Ignoring the images, restate the records below word for word.

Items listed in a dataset

------------

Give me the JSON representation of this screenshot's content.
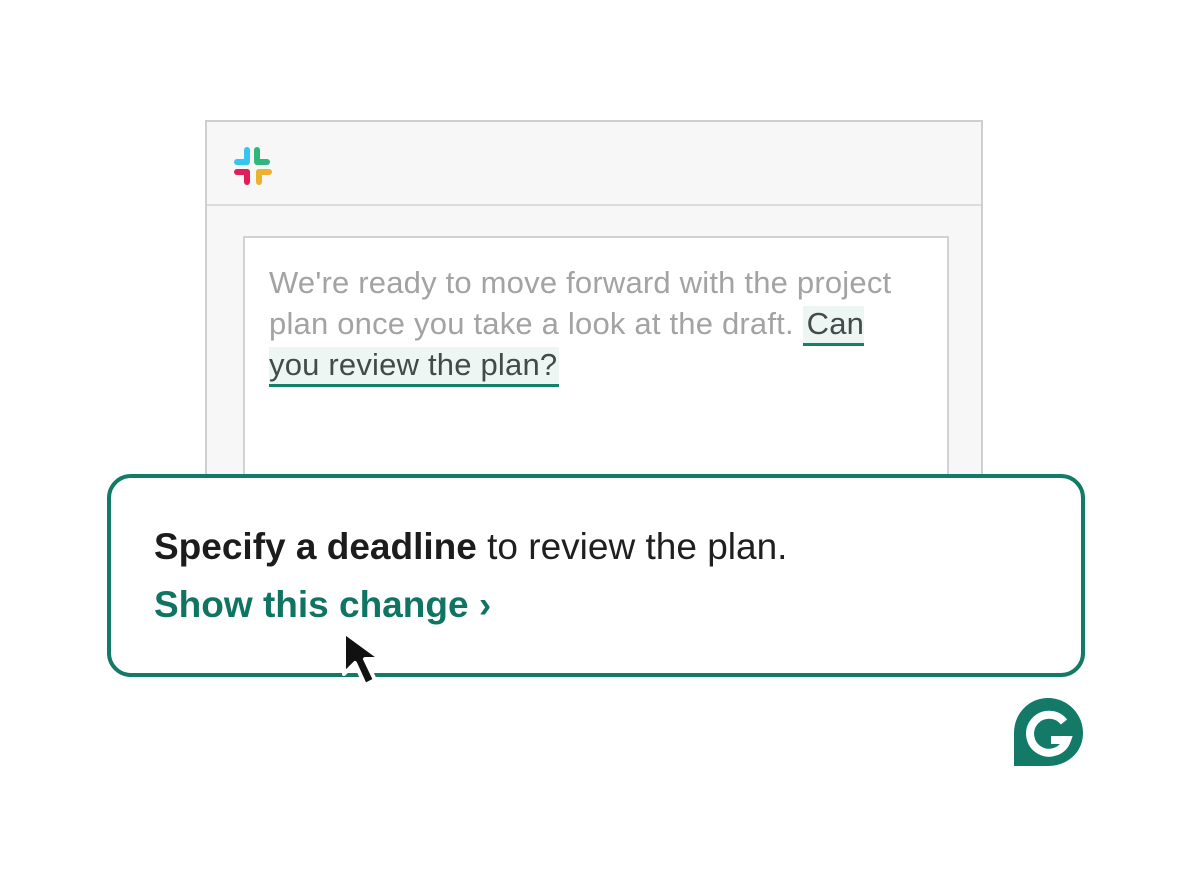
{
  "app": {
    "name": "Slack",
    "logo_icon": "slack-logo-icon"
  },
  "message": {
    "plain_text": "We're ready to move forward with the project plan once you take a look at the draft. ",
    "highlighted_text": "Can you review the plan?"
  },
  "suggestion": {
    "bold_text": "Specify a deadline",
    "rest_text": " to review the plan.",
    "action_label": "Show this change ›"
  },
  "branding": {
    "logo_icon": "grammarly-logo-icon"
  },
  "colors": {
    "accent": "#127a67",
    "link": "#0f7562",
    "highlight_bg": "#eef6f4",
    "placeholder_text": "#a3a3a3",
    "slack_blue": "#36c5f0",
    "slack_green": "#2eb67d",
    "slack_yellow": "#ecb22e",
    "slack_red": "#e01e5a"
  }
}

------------

• YOUR RESPONSE
Give me the JSON representation of this screenshot's content.
{
  "app": {
    "name": "Slack",
    "logo_icon": "slack-logo-icon"
  },
  "message": {
    "plain_text": "We're ready to move forward with the project plan once you take a look at the draft. ",
    "highlighted_text": "Can you review the plan?"
  },
  "suggestion": {
    "bold_text": "Specify a deadline",
    "rest_text": " to review the plan.",
    "action_label": "Show this change ›"
  },
  "branding": {
    "logo_icon": "grammarly-logo-icon"
  },
  "colors": {
    "accent": "#127a67",
    "link": "#0f7562",
    "highlight_bg": "#eef6f4",
    "placeholder_text": "#a3a3a3",
    "slack_blue": "#36c5f0",
    "slack_green": "#2eb67d",
    "slack_yellow": "#ecb22e",
    "slack_red": "#e01e5a"
  }
}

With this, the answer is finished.